1 In you is gladness amid all sadness,
Jesus, sunshine of my heart.
By you are given the gifts of heaven,
you the true Redeemer are.
Our souls are waking, our bonds are breaking;
who trusts you surely has built securely
and stands forever. Alleluia!
Our hearts are pining to see your shining,
dying or living to you are clinging
now and forever. Alleluia!
2 If he is ours, we fear no powers,
not of earth or sin or death.
He sees and blesses in worst distresses;
he can change them with a breath.
Wherefore the story tell of his glory
with heart and voices; all heav'n rejoices
in him forever. Alleluia!
We shout for gladness, win over sadness,
love him and praise him and still shall raise him
glad hymns forever. Alleluia!
Source: Christian Worship: Hymnal #513
|First Line:||In Thee is gladness Amid all sadness|
|Title:||In Thee is gladness|
|German Title:||In Dir ist Freude in allem Leide|
|Author:||Johann Lindemann (1598)|
st. 2 = Rom. 8:35-39, Heb. 4:14-16
Cantor Johann Lindemann (b. Gotha, Thuringia, Germany, 1549; d. Gotha, 1631) wrote this text to fit the tune IN DIR IST FREUDE. It was published in Lindemann's Amarum Filii Dei Decades Duae (1598). Lindemann attended the gymnasium (high school) in Gotha and then studied at the University of Jena. He returned to Gotha, where he served on the council and became a cantor in several churches (1580-1631). One of the signers of the Lutheran Formula of Concord (1577), Lindemann published Amarum Filii Dei Decades Duae (1598), which included his "In You Is Gladness." Catherine Winkworth (PHH 194) prepared the English translation for the second series of her Lyra Germanica (1858).
The text confesses with joy the Christian's security of walking intimately with God through the ups and downs of daily life. The two long stanzas consist of various short biblical phrases and allusions woven into an integrated pattern of praise and petition, confession and rejoicing. All are punctuated by periodic "alleluias." The words of the text suggest Q&A 1 of the Heidelberg Catechism.
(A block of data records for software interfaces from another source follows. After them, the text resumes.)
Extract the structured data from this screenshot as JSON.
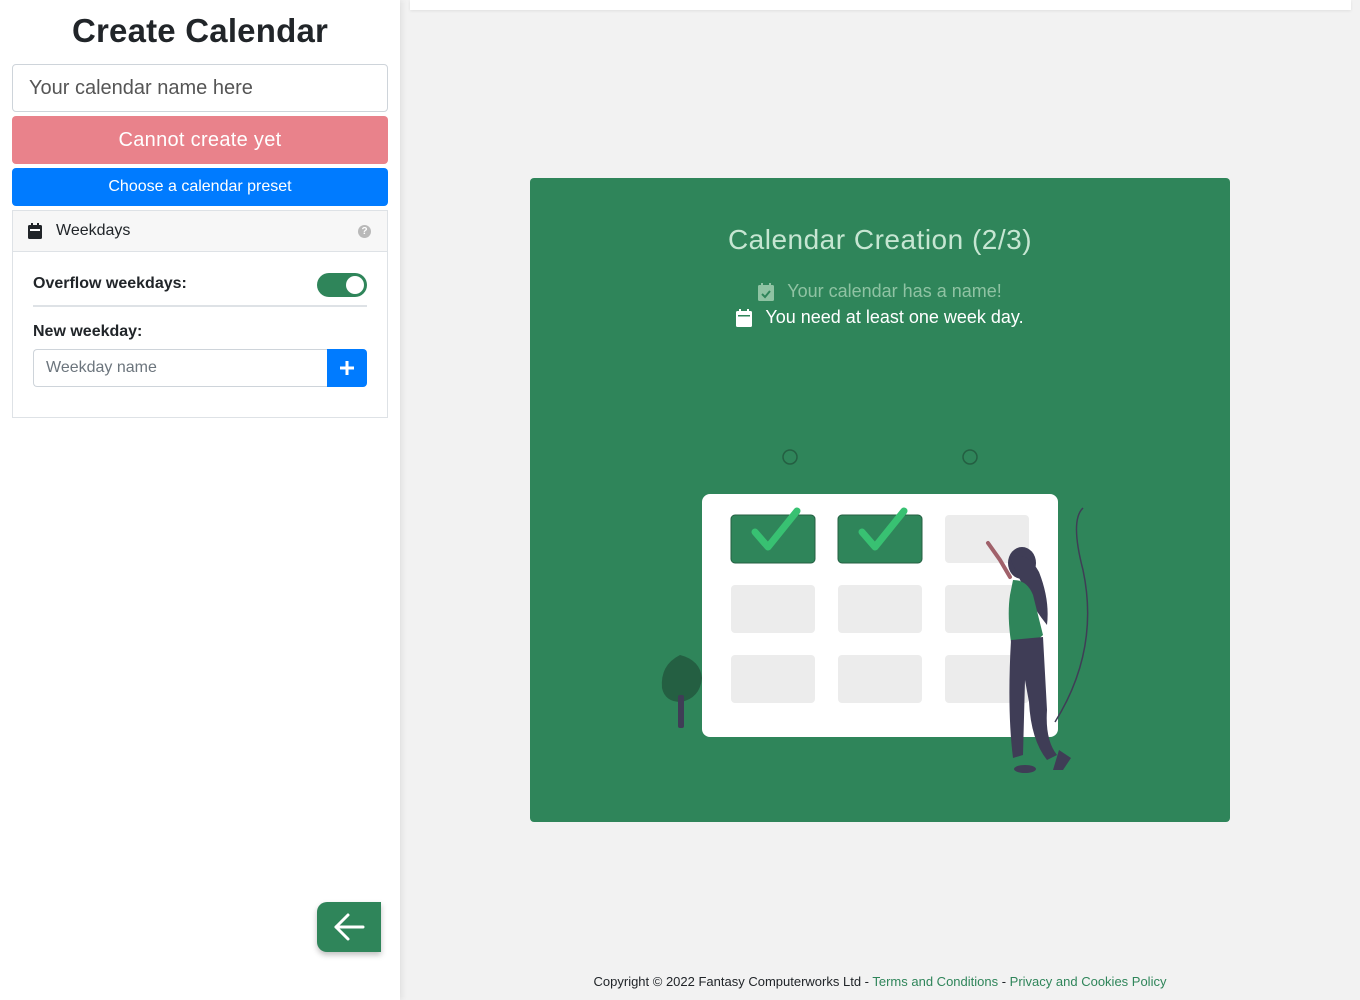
{
  "sidebar": {
    "title": "Create Calendar",
    "name_input_placeholder": "Your calendar name here",
    "create_button_label": "Cannot create yet",
    "preset_button_label": "Choose a calendar preset",
    "weekdays_panel": {
      "title": "Weekdays",
      "help_icon": "?",
      "overflow_label": "Overflow weekdays:",
      "overflow_enabled": true,
      "new_weekday_label": "New weekday:",
      "weekday_input_placeholder": "Weekday name"
    },
    "back_button_icon": "arrow-left-icon"
  },
  "main": {
    "card_title": "Calendar Creation (2/3)",
    "requirements": [
      {
        "text": "Your calendar has a name!",
        "done": true,
        "icon": "calendar-check-icon"
      },
      {
        "text": "You need at least one week day.",
        "done": false,
        "icon": "calendar-icon"
      }
    ]
  },
  "footer": {
    "copyright": "Copyright © 2022 Fantasy Computerworks Ltd - ",
    "terms_label": "Terms and Conditions",
    "separator": " - ",
    "privacy_label": "Privacy and Cookies Policy"
  },
  "colors": {
    "brand_green": "#2f855a",
    "primary_blue": "#007bff",
    "danger_light": "#e9828b"
  }
}
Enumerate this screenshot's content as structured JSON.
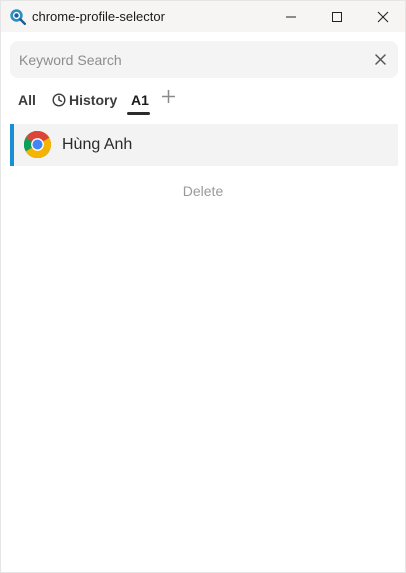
{
  "titlebar": {
    "title": "chrome-profile-selector",
    "icon": "search-globe-icon"
  },
  "search": {
    "placeholder": "Keyword Search",
    "value": ""
  },
  "tabs": [
    {
      "label": "All",
      "active": false
    },
    {
      "label": "History",
      "icon": "clock-icon",
      "active": false
    },
    {
      "label": "A1",
      "active": true
    }
  ],
  "profiles": [
    {
      "name": "Hùng Anh",
      "icon": "chrome-icon",
      "selected": true
    }
  ],
  "actions": {
    "delete_label": "Delete"
  },
  "colors": {
    "accent": "#1a8fd8",
    "titlebar_bg": "#f7f4f4",
    "search_bg": "#f4f4f4",
    "row_bg": "#f3f3f3"
  }
}
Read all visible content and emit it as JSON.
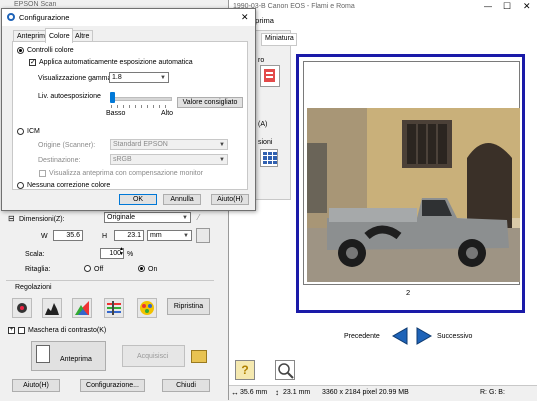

Many occasions of worship in which encouragement and joy in Christ's saving work are appropriate in the face of "sin or death or night"; after Lord's Supper; funerals.
--Psalter Hymnal Handbook